Hong Kong lawyer Laurence Lau representing Tong Ying-kit
Tong Ying-kit’s barrister Laurence Lau speaks to the media outside the West Kowloon court in Hong Kong [Isaac Lawrewnce/AFP]

International concerns

China’s parliament adopted the security law after sometimes violent protests last year triggered by fears Beijing was stifling freedoms, guaranteed under a “one country, two systems” formula agreed when Hong Kong was returned to Chinese rule in 1997.

Authorities in Beijing and Hong Kong say the law aims at a few “troublemakers” and not wider rights that underpin the city’s role as a gateway for capital flows in and out of China.

But international anxiety is growing after authorities arrested 10 people under the new law within 24 hours of it taking effect. The European Union has put Hong Kong high on its agenda while the United Nations’s rights office expressed alarm over arrests.

At another court, dozens gathered in solidarity with a man charged for stabbing a policeman in the arm during Wednesday’s disturbances. They held up blank pieces of paper to show fears for free speech.

“I’m not scared. Come what may,” said a 25-year-old protester who gave his name only as Wilson.

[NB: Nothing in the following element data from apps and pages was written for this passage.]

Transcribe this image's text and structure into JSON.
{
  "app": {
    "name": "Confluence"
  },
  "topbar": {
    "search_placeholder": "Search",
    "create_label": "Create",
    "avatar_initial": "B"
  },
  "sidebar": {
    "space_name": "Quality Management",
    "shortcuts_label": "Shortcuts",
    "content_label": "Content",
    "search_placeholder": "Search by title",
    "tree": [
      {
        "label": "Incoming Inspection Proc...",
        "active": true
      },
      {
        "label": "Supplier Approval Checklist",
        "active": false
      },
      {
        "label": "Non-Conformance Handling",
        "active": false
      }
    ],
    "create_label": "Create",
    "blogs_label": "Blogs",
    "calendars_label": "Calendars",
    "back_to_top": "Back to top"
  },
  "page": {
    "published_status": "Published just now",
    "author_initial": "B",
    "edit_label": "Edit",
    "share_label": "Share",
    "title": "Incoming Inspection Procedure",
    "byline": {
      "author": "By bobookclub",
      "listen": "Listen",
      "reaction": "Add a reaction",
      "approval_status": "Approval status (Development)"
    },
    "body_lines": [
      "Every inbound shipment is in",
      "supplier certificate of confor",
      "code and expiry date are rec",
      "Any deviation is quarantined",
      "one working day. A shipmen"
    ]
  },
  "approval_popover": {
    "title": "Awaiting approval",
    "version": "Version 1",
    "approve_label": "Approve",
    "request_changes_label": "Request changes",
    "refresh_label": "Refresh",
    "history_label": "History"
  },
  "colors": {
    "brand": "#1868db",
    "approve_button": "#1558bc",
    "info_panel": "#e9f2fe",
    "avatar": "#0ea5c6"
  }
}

On Wednesday’s 23rd anniversary of Hong Kong’s return to Chinese rule, police arrested about 370 people, with 10 cases involving violations of the new law.

Hong Kong protest
Memos with protest slogans were replaced by empty memos at a ‘yellow’ restaurant, a business that supports the pro-democracy movement, after the enforcement of new national security law in Hong Kong [Tyrone Siu/Reuters]

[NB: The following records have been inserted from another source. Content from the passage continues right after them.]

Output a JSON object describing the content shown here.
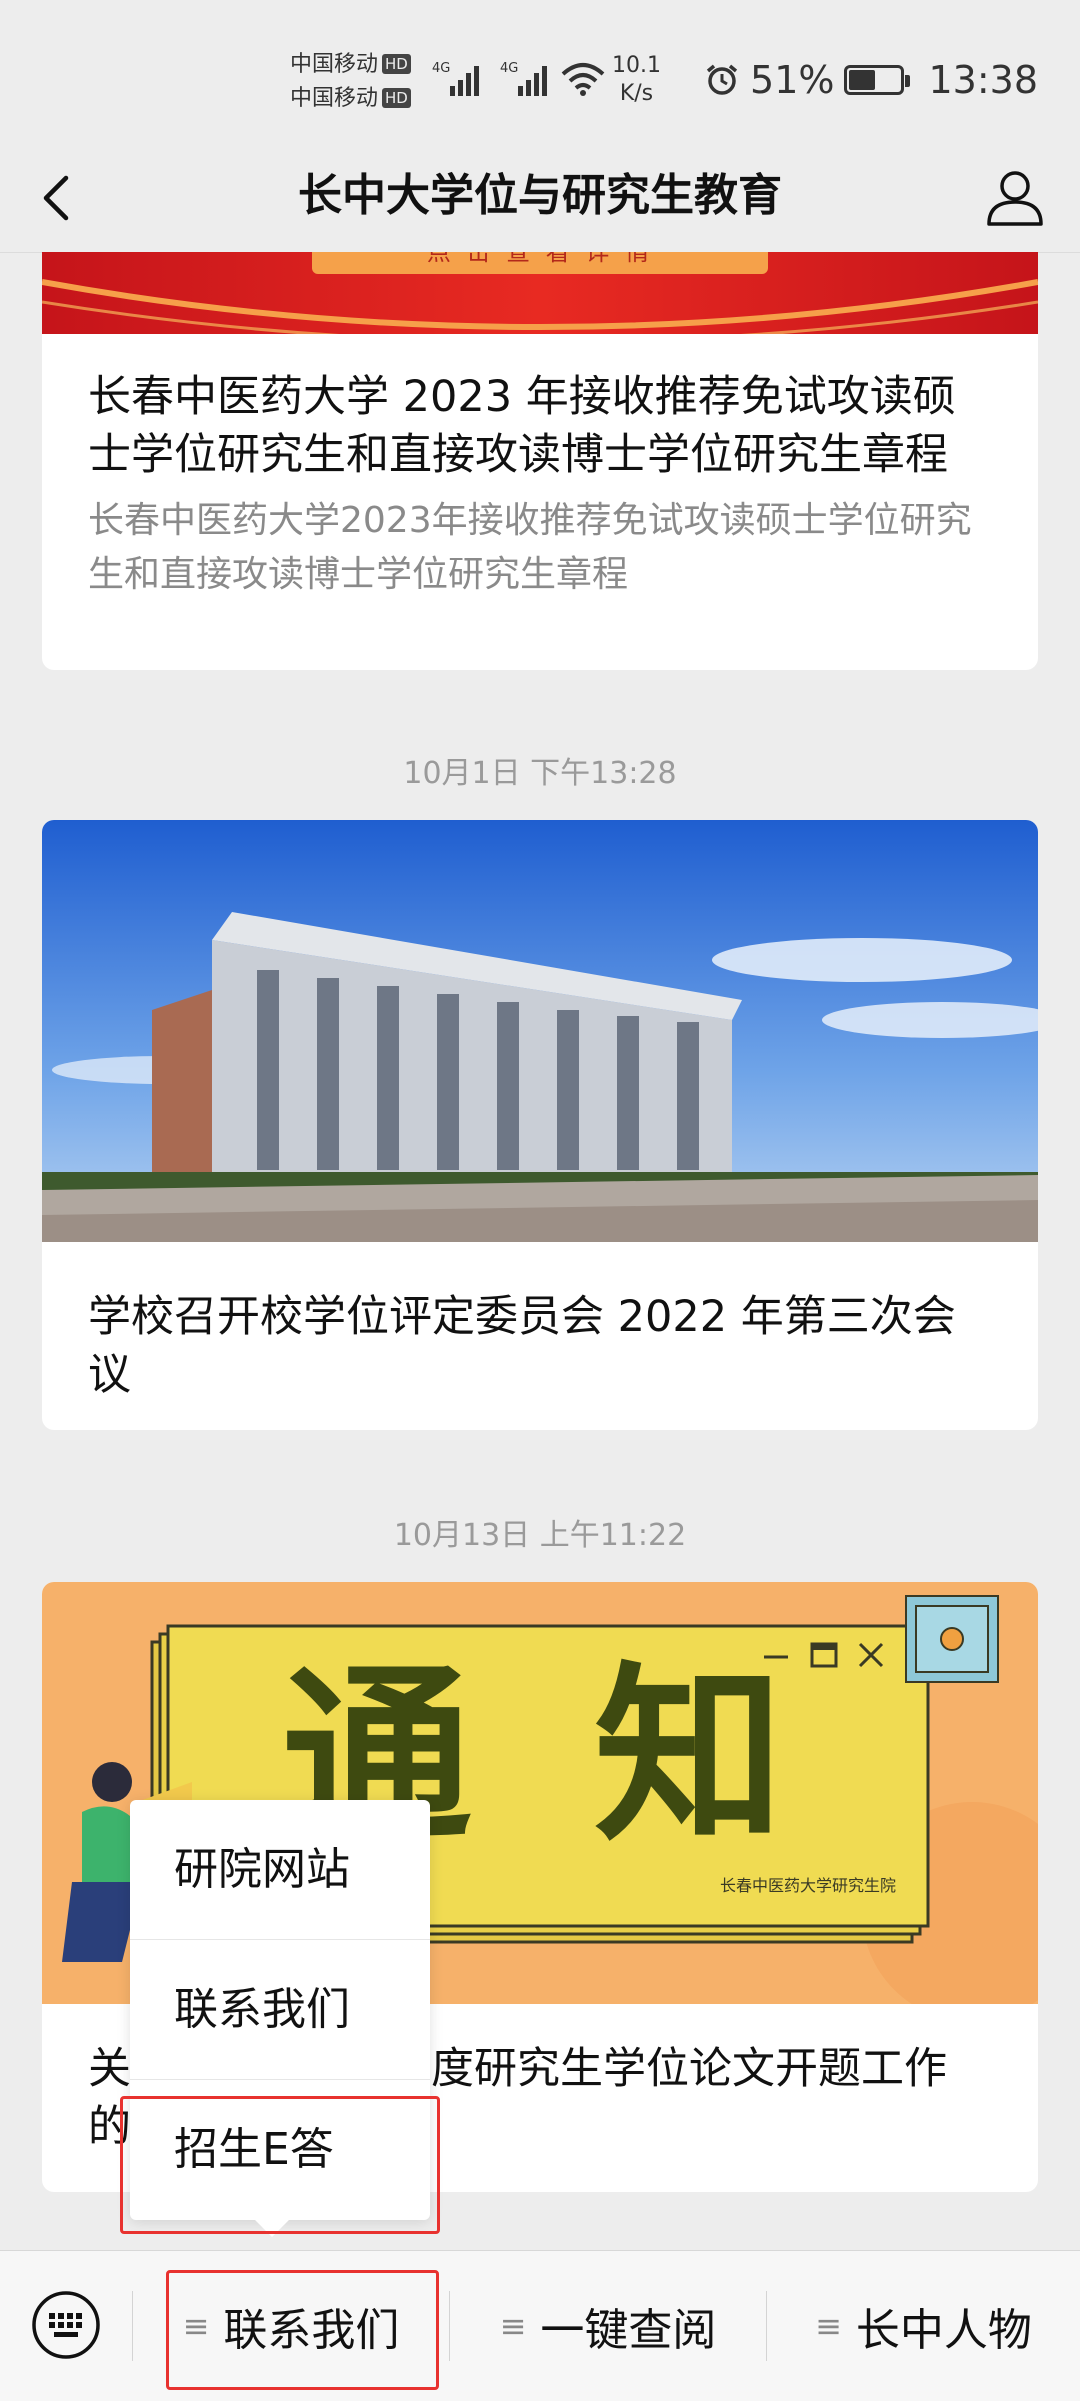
{
  "status_bar": {
    "carrier_1": "中国移动",
    "carrier_2": "中国移动",
    "hd_label": "HD",
    "net_type": "4G",
    "net_speed_value": "10.1",
    "net_speed_unit": "K/s",
    "battery_percent": "51%",
    "battery_level": 0.51,
    "time": "13:38"
  },
  "nav": {
    "title": "长中大学位与研究生教育",
    "back_icon": "chevron-left-icon",
    "profile_icon": "person-icon"
  },
  "feed": {
    "article_1": {
      "banner_text": "点 击 查 看 详 情",
      "title": "长春中医药大学 2023 年接收推荐免试攻读硕士学位研究生和直接攻读博士学位研究生章程",
      "description": "长春中医药大学2023年接收推荐免试攻读硕士学位研究生和直接攻读博士学位研究生章程"
    },
    "timestamp_2": "10月1日 下午13:28",
    "article_2": {
      "title": "学校召开校学位评定委员会 2022 年第三次会议"
    },
    "timestamp_3": "10月13日 上午11:22",
    "article_3": {
      "poster_headline_1": "通",
      "poster_headline_2": "知",
      "poster_caption": "长春中医药大学研究生院",
      "title_start": "关",
      "title_visible": "度研究生学位论文开题工作",
      "title_line2_start": "的"
    }
  },
  "popup_menu": {
    "items": [
      "研院网站",
      "联系我们",
      "招生E答"
    ]
  },
  "bottom_menu": {
    "keyboard_icon": "keyboard-icon",
    "items": [
      "联系我们",
      "一键查阅",
      "长中人物"
    ],
    "menu_glyph": "≡"
  },
  "colors": {
    "highlight": "#e8322f",
    "background": "#ededed",
    "poster_bg": "#f6b16a",
    "poster_card": "#f0db52"
  }
}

China appoints new security chief

In a further ominous sign for activists, a Communist Party official prominent during a 2011 clampdown on land rights protesters in a south China village is to head a newly-empowered national security office in Hong Kong, official news agency Xinhua said.

Zheng Yanxiong, 57, most recently served as secretary-general of the Communist Party committee of Guangdong province, bordering Hong Kong.

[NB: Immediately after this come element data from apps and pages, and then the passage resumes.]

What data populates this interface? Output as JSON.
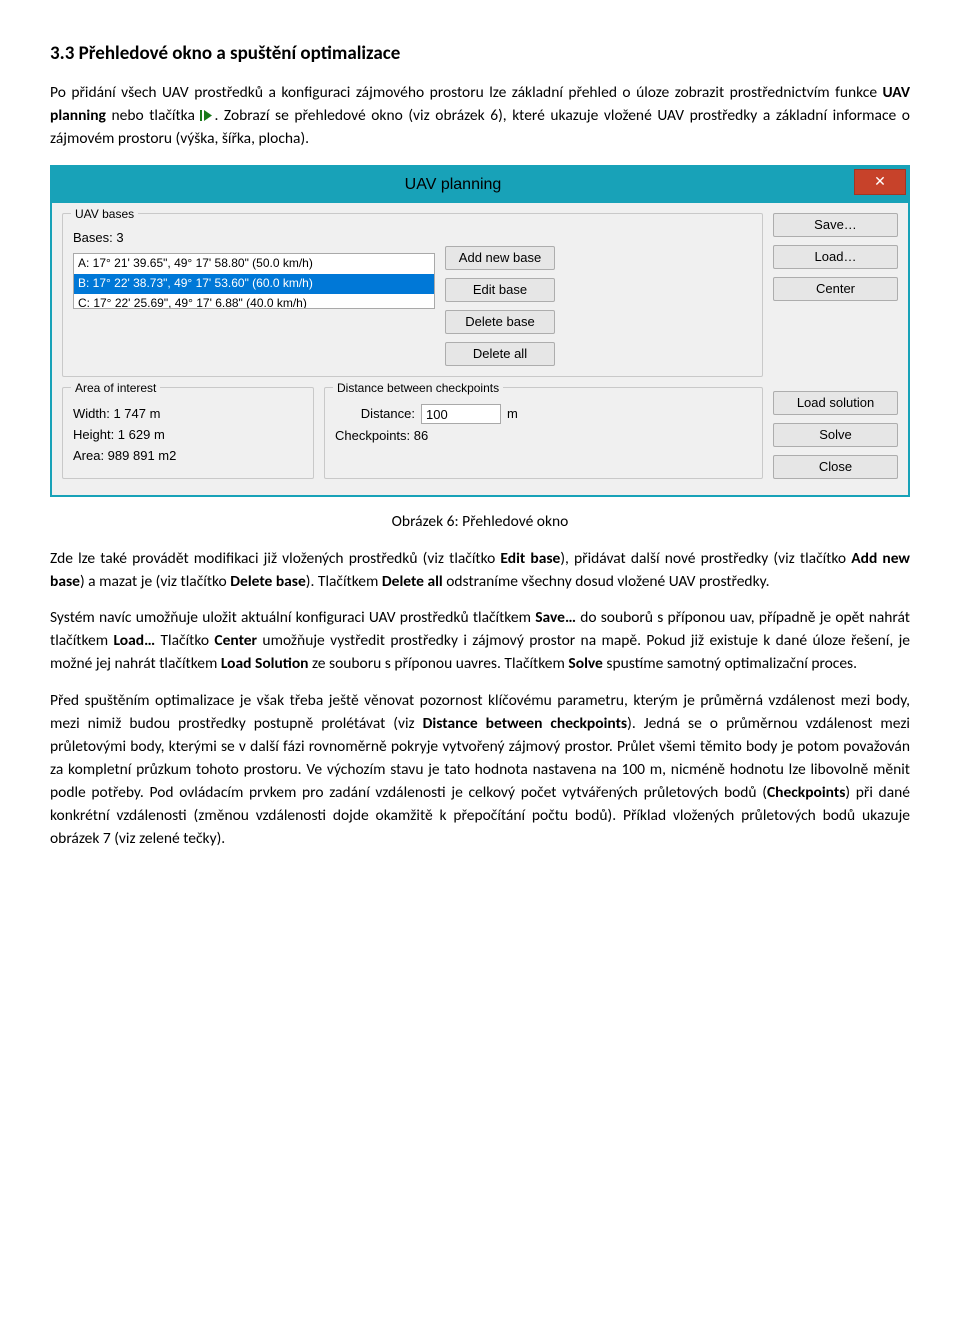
{
  "heading": "3.3 Přehledové okno a spuštění optimalizace",
  "para1": {
    "t1": "Po přidání všech UAV prostředků a konfiguraci zájmového prostoru lze základní přehled o úloze zobrazit prostřednictvím funkce ",
    "b1": "UAV planning",
    "t2": " nebo tlačítka ",
    "t3": ". Zobrazí se přehledové okno (viz obrázek 6), které ukazuje vložené UAV prostředky a základní informace o zájmovém prostoru (výška, šířka, plocha)."
  },
  "win": {
    "title": "UAV planning",
    "close": "✕",
    "bases_group": "UAV bases",
    "bases_label": "Bases:  3",
    "list": {
      "a": "A: 17° 21' 39.65\", 49° 17' 58.80\" (50.0 km/h)",
      "b": "B: 17° 22' 38.73\", 49° 17' 53.60\" (60.0 km/h)",
      "c": "C: 17° 22' 25.69\", 49° 17' 6.88\" (40.0 km/h)"
    },
    "btn_add": "Add new base",
    "btn_edit": "Edit base",
    "btn_delete": "Delete base",
    "btn_delete_all": "Delete all",
    "aoi_group": "Area of interest",
    "width": "Width:   1 747 m",
    "height": "Height:  1 629 m",
    "area": "Area:    989 891 m2",
    "dist_group": "Distance between checkpoints",
    "dist_label": "Distance:",
    "dist_value": "100",
    "dist_unit": "m",
    "chk_label": "Checkpoints:  86",
    "btn_save": "Save…",
    "btn_load": "Load…",
    "btn_center": "Center",
    "btn_loadsol": "Load solution",
    "btn_solve": "Solve",
    "btn_close2": "Close"
  },
  "caption": "Obrázek 6: Přehledové okno",
  "para2": {
    "t1": "Zde lze také provádět modifikaci již vložených prostředků (viz tlačítko ",
    "b1": "Edit base",
    "t2": "), přidávat další nové prostředky (viz tlačítko ",
    "b2": "Add new base",
    "t3": ") a mazat je (viz tlačítko ",
    "b3": "Delete base",
    "t4": "). Tlačítkem ",
    "b4": "Delete all",
    "t5": " odstraníme všechny dosud vložené UAV prostředky."
  },
  "para3": {
    "t1": "Systém navíc umožňuje uložit aktuální konfiguraci UAV prostředků tlačítkem ",
    "b1": "Save…",
    "t2": " do souborů s příponou uav, případně je opět nahrát tlačítkem ",
    "b2": "Load…",
    "t3": " Tlačítko ",
    "b3": "Center",
    "t4": " umožňuje vystředit prostředky i zájmový prostor na mapě. Pokud již existuje k dané úloze řešení, je možné jej nahrát tlačítkem ",
    "b4": "Load Solution",
    "t5": " ze souboru s příponou uavres. Tlačítkem ",
    "b5": "Solve",
    "t6": " spustíme samotný optimalizační proces."
  },
  "para4": {
    "t1": "Před spuštěním optimalizace je však třeba ještě věnovat pozornost klíčovému parametru, kterým je průměrná vzdálenost mezi body, mezi nimiž budou prostředky postupně prolétávat (viz ",
    "b1": "Distance between checkpoints",
    "t2": "). Jedná se o průměrnou vzdálenost mezi průletovými body, kterými se v další fázi rovnoměrně pokryje vytvořený zájmový prostor. Průlet všemi těmito body je potom považován za kompletní průzkum tohoto prostoru. Ve výchozím stavu je tato hodnota nastavena na 100 m, nicméně hodnotu lze libovolně měnit podle potřeby. Pod ovládacím prvkem pro zadání vzdálenosti je celkový počet vytvářených průletových bodů (",
    "b2": "Checkpoints",
    "t3": ") při dané konkrétní vzdálenosti (změnou vzdálenosti dojde okamžitě k přepočítání počtu bodů). Příklad vložených průletových bodů ukazuje obrázek 7 (viz zelené tečky)."
  }
}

Leaked footage during the 2011 dispute showed him berating villagers and calling foreign media “rotten”.

Zheng Yanxiong
This file photo taken on December 20, 2011 shows Zheng Yanxiong, then-Communist Party secretary of Shanwei prefecture, speaking on television as villagers watch the broadcast in Wukan, Guandong province [Mark Ralston/AFP]

The new legislation gives the security office greater enforcement action and powers to take suspects onto the mainland, as well as granting privileges for agents, including that Hong Kong authorities cannot inspect their vehicles.

Some activists have been keeping a low profile or leaving.

Demosisto, a pro-democracy group led by Joshua Wong, disbanded hours after the legislation was passed, while prominent group member Nathan Law left the city.

“The protests in Hong Kong have been a window for the world to recognise that China is getting more and more authoritarian,” Law told Reuters News Agency.

Canada halts extraditions

Meanwhile, Canada says it is suspending its extradition treaty with Hong Kong in the wake of China’s move to impose the new legislation, top officials said on Friday.

In a statement, Minister of Foreign Affairs Francois-Philippe Champagne also said Ottawa would not permit the export of sensitive military items to Hong Kong, which is home to about 300,000 Canadians.

Canada FM
Canada’s Minister of Foreign Affairs Francois-Philippe Champagne speaking during news conference in Riga, Latvia [File: Ints Kalnins/Reuters]

Champagne condemned the “secretive” way the legislation had been enacted and said Canada had been forced to reassess existing arrangements.

“Canada will treat exports of sensitive goods to Hong Kong in the same way as those destined for China. Canada will not permit the export of sensitive military items to Hong Kong,” he said. “Canada is also suspending the Canada-Hong Kong extradition treaty.”

Separately, Prime Minister Justin Trudeau told a briefing that Canada could take further measures, including those related to immigration, but gave no details.

Canada and China are locked in a diplomatic and trade dispute which erupted in late 2018 after Canadian police arrested Huawei Technologies Co’s chief financial officer, Meng Wanzhou, on a US warrant.

Source: News Agencies